GIFFORD, Ill. — Details of a new federal crop insurance program for post-applications of nitrogen were recently unveiled.
The Post-Application Coverage Endorsement program provides supplemental coverage when a producer is prevented from post/split applying nitrogen in the two- to three-week V3 to V10 corn growth stages due to wet weather and field conditions, resulting in crop yield loss.
PACE is available for non-irrigated corn in select counties in Illinois, Indiana, Iowa, Kansas, Minnesota, Michigan, Nebraska, North Dakota, Ohio, South Dakota and Wisconsin.
Forty counties from west-central to east-central Illinois and into the northwestern part of the state are eligible for the PACE. Nine counties in northeast Indiana are also eligible.
The producer must make the decision to add the endorsement by the March 15 sales closing date, the same deadline applicable to the underlying plans of insurance.
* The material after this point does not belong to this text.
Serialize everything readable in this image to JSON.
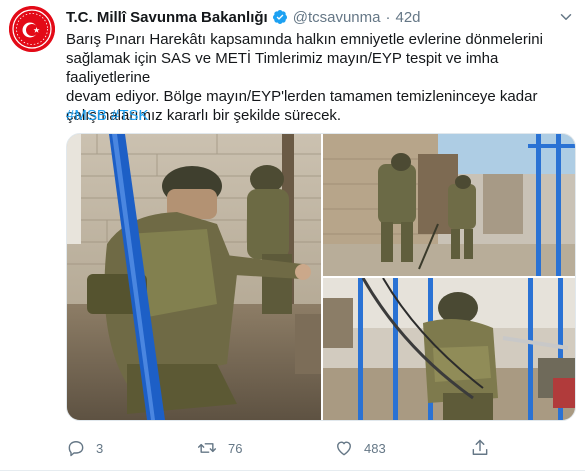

To be eligible, farmers must:
• Have an underlying insurance policy of Yield Protection, Revenue Protection or Revenue Protection with Harvest Price Exclusion with coverage at the additional coverage level.
• Use a split application of nitrogen practice.
• Have documentation supporting the purchase of nitrogen for the split-application of nitrogen practice.
• Record on the PACE acreage report: the acreage on which a split application of nitrogen practice was intended and the acreage on which the pre-application of nitrogen was actually applied.
• Have been physically prevented from applying the post-application of nitrogen during the insurance period due to weather and field conditions to make a claim.
PACE coverage levels offered range from 75% to 90% in 5% increments.
The program requires a Producer Nitrogen Report to be submitted in the event of a possible loss, regarding nitrogen practices and applications. Acceptable records must be kept that support the information from the Producer Nitrogen Report.
The acceptable records include sales receipts that show the insured’s name; date fertilizer purchased; type of fertilizer purchased; the brand name of the fertilizer, if applicable; percentages of nitrogen, phosphorus and potassium; and the total amount of fertilizer purchased.
Records should document the dates the fertilizer was applied, the amount of fertilizer applied per date and the acreage of fertilizer coverage per field on which the fertilizer was applied.
PACE was developed by the Illinois Corn Growers Association, National Corn Growers Association, Ag-Analytics Technology Company LLC, Meridian Institute and others submitted to the Federal Crop Insurance Corp. under provisions in the law allowing for private development of new crop products.
Blake Hoveln, Loman-Ray Insurance Group insurance executive based in Broadlands, and Charlotte Smith, Loman-Ray Insurance Group crop insurance customer service representative based in Hoopeston, said other programs such as federal crop insurance and hail insurance are basically unchanged to 2022.
“There are the typical products like yield protection products, county products. There’s a supplemental coverage option that’s based off of the county yields, and there’s also an enhanced coverage option that piggybacks off of that,” said Hoveln at the Midwest Ag Expo.
Smith noted a recent growth in the number of farmers participating in crop insurance.
“It seems like we’ve seen some farmers that have not carried previously and now with the higher costs of inputs they’re looking for new ways to spread the risk. Crop insurance is one of the tools in their toolbox they can use to offset some of that risk,” she said.
“So, they can at least cover the cost of their inputs,” Hoveln added.
“We deal with a lot with hail insurance products. There are a lot of different options out there for hail such as the supplemental replant that you can get where you pick up your replant acres from the first acre instead of having to wait until that 20% kicks in. There are a lot of new little details on the hail side this year,” Smith said.